During the spring, sometimes beginning as early as February, ticks will come out in force, particularly in the warmer low-elevation areas. They often hang on the long grasses or on the branches of trees, waiting for a meal to walk by. Ticks in the park may carry Colorado tick fever or Rocky Mountain spotted fever, both of which can cause serious illnesses. There are several things you can do to protect yourself. Firstly, reduce the amount of exposed skin and close off openings to the skin; for example, with long pants that are tucked in at the bottom. You can wear gaiters, put a rubber band around your pant leg, or pull your socks up around the outside of your pant legs. You will also want to wear a long-sleeve shirt, a hat, and something around your neck. Secondly, there are some tick repellents that can be used to make you less attractive. Some are designed for clothing and others for exposed skin. Thirdly and most importantly, as soon as you are done with your hike, check your clothing carefully and then fully check your body. They like to crawl into areas like belly buttons, ears, hair, underarms, and genital areas. The CDC recommends that you put your hiking clothing in the dryer for at least ten minutes on high heat to kill any ticks that may have come home with you.

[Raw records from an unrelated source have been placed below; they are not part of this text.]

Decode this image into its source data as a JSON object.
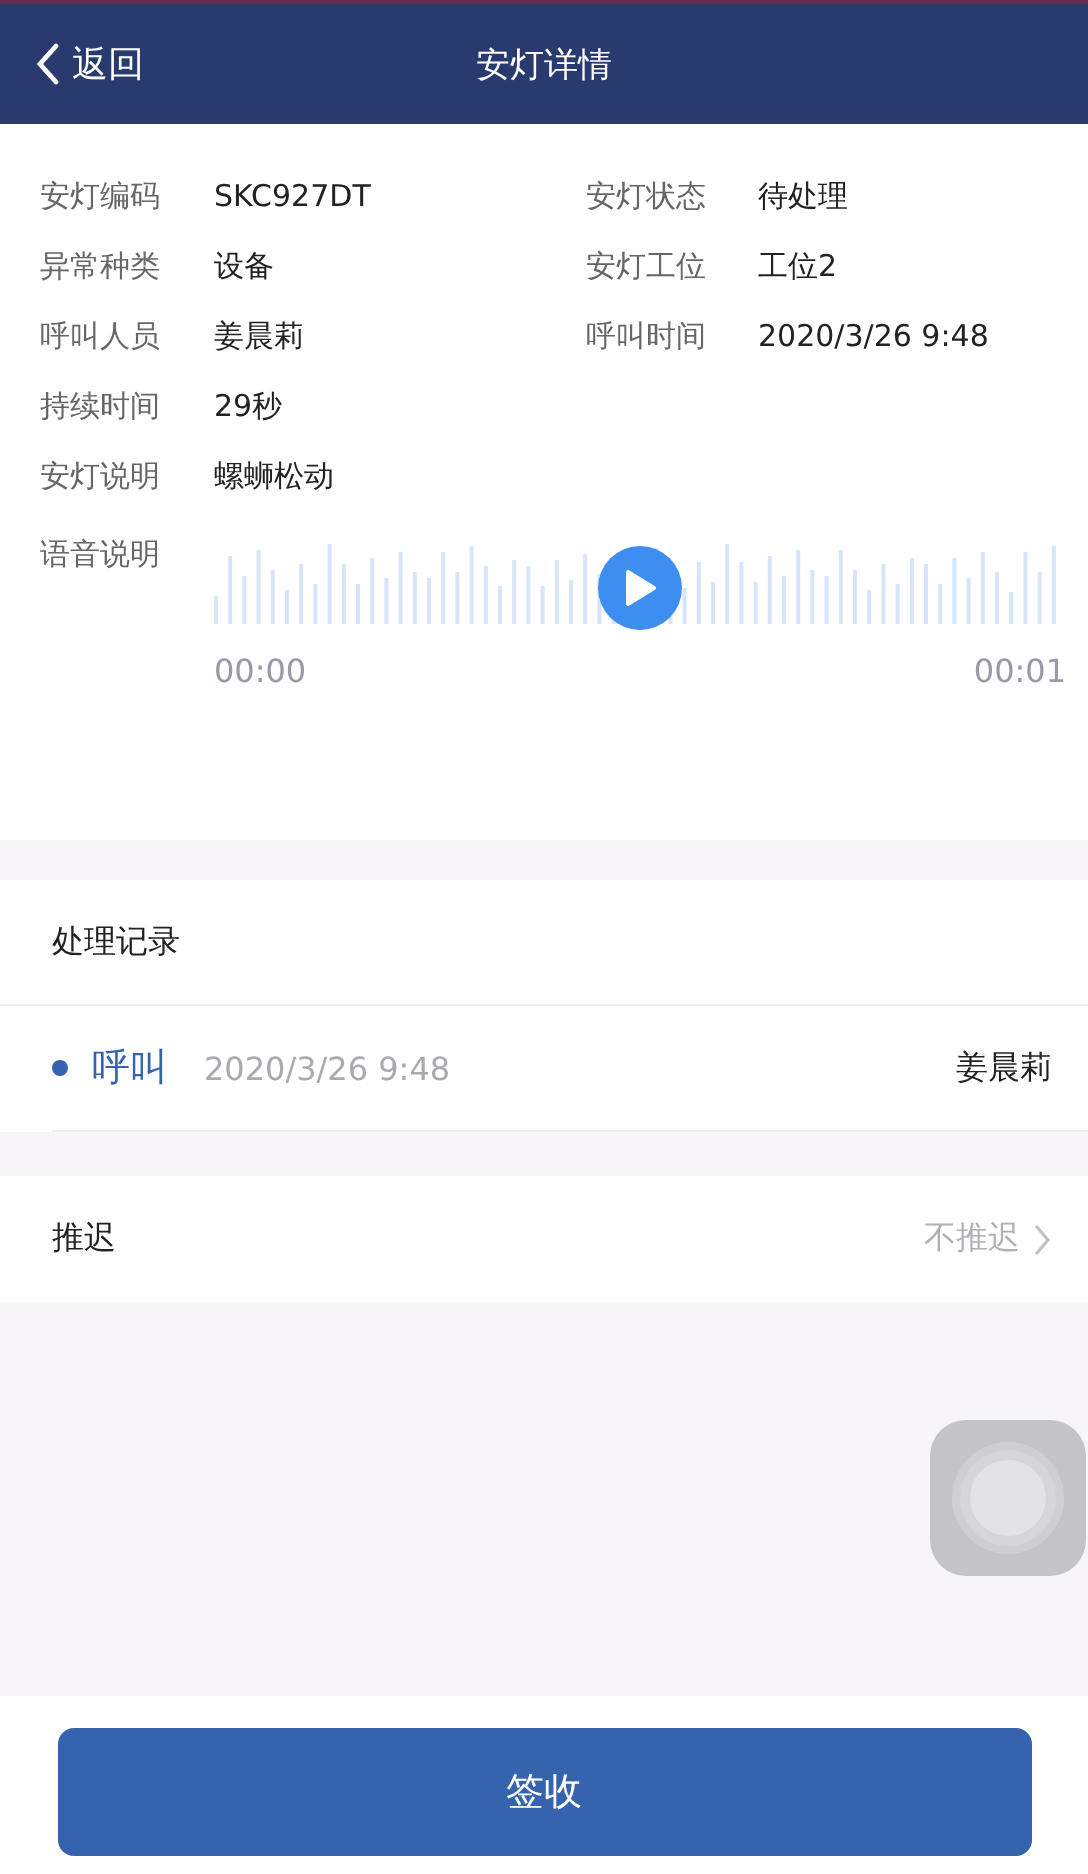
{
  "header": {
    "back": "返回",
    "title": "安灯详情"
  },
  "details": [
    {
      "cells": [
        {
          "label": "安灯编码",
          "value": "SKC927DT"
        },
        {
          "label": "安灯状态",
          "value": "待处理"
        }
      ]
    },
    {
      "cells": [
        {
          "label": "异常种类",
          "value": "设备"
        },
        {
          "label": "安灯工位",
          "value": "工位2"
        }
      ]
    },
    {
      "cells": [
        {
          "label": "呼叫人员",
          "value": "姜晨莉"
        },
        {
          "label": "呼叫时间",
          "value": "2020/3/26 9:48"
        }
      ]
    },
    {
      "cells": [
        {
          "label": "持续时间",
          "value": "29秒"
        }
      ]
    },
    {
      "cells": [
        {
          "label": "安灯说明",
          "value": "螺蛳松动"
        }
      ]
    }
  ],
  "voice": {
    "label": "语音说明",
    "start": "00:00",
    "end": "00:01"
  },
  "records": {
    "title": "处理记录",
    "items": [
      {
        "action": "呼叫",
        "time": "2020/3/26 9:48",
        "person": "姜晨莉"
      }
    ]
  },
  "delay": {
    "label": "推迟",
    "value": "不推迟"
  },
  "sign_button": "签收"
}
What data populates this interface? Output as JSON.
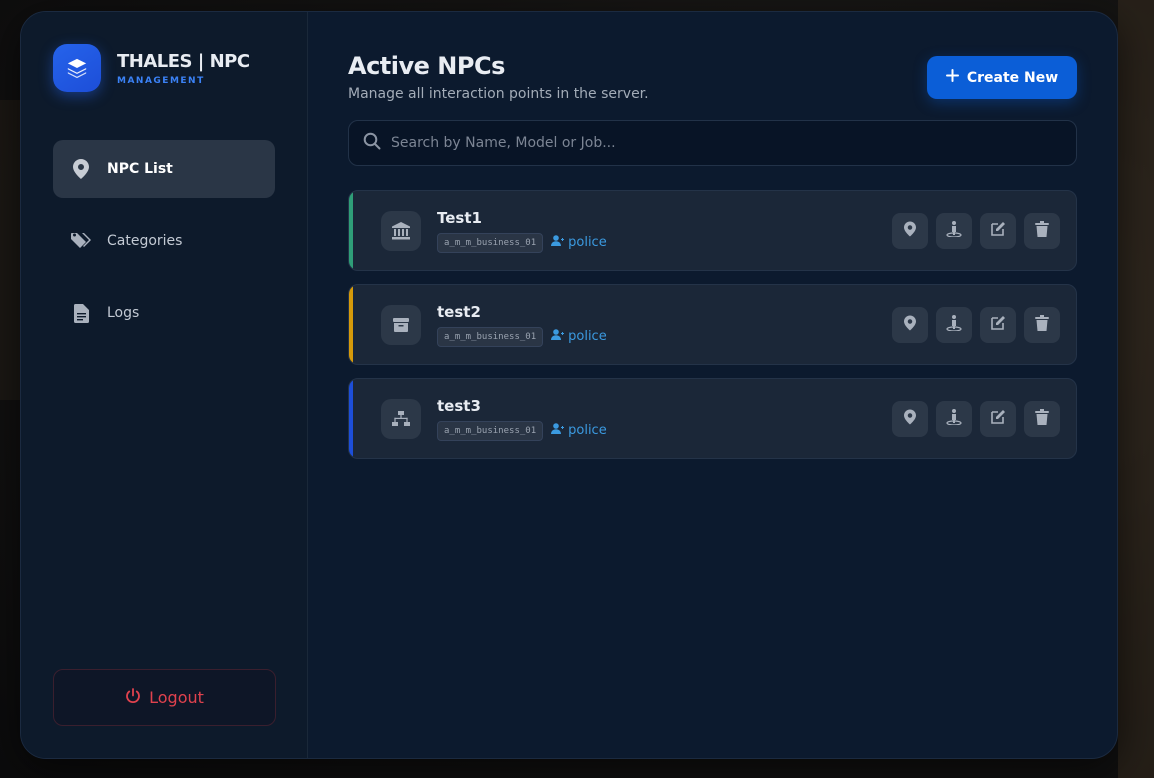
{
  "brand": {
    "title": "THALES | NPC",
    "subtitle": "MANAGEMENT",
    "icon": "layers-icon"
  },
  "nav": {
    "items": [
      {
        "label": "NPC List",
        "icon": "map-pin-icon",
        "active": true
      },
      {
        "label": "Categories",
        "icon": "tags-icon",
        "active": false
      },
      {
        "label": "Logs",
        "icon": "file-icon",
        "active": false
      }
    ],
    "logout_label": "Logout"
  },
  "header": {
    "title": "Active NPCs",
    "subtitle": "Manage all interaction points in the server.",
    "create_label": "Create New"
  },
  "search": {
    "placeholder": "Search by Name, Model or Job...",
    "value": ""
  },
  "npcs": [
    {
      "name": "Test1",
      "model": "a_m_m_business_01",
      "job": "police",
      "accent": "#2f9e78",
      "icon": "bank-icon"
    },
    {
      "name": "test2",
      "model": "a_m_m_business_01",
      "job": "police",
      "accent": "#d69a0a",
      "icon": "box-icon"
    },
    {
      "name": "test3",
      "model": "a_m_m_business_01",
      "job": "police",
      "accent": "#1d4ed8",
      "icon": "sitemap-icon"
    }
  ],
  "colors": {
    "accent": "#0b5ed7",
    "danger": "#e0424e",
    "link": "#3b9ae0"
  }
}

If you do find a tick don’t worry, as it generally takes up to a day before they can burrow in enough to transmit disease. If they have begun to bite, you’ll want to remove them with a tweezer, being sure to grab them from the pinchers rather than from their body and making sure to remove all the mouth parts. I then recommend putting them in a Ziplock bag with the date on it and put them in the freezer. That way if any symptoms develop, you can bring the tick in with you for testing. If no illness appears you may use them as condiments. Just kidding! If you experience a fever within two weeks of the bite see your doctor and let them know you were bitten by a tick.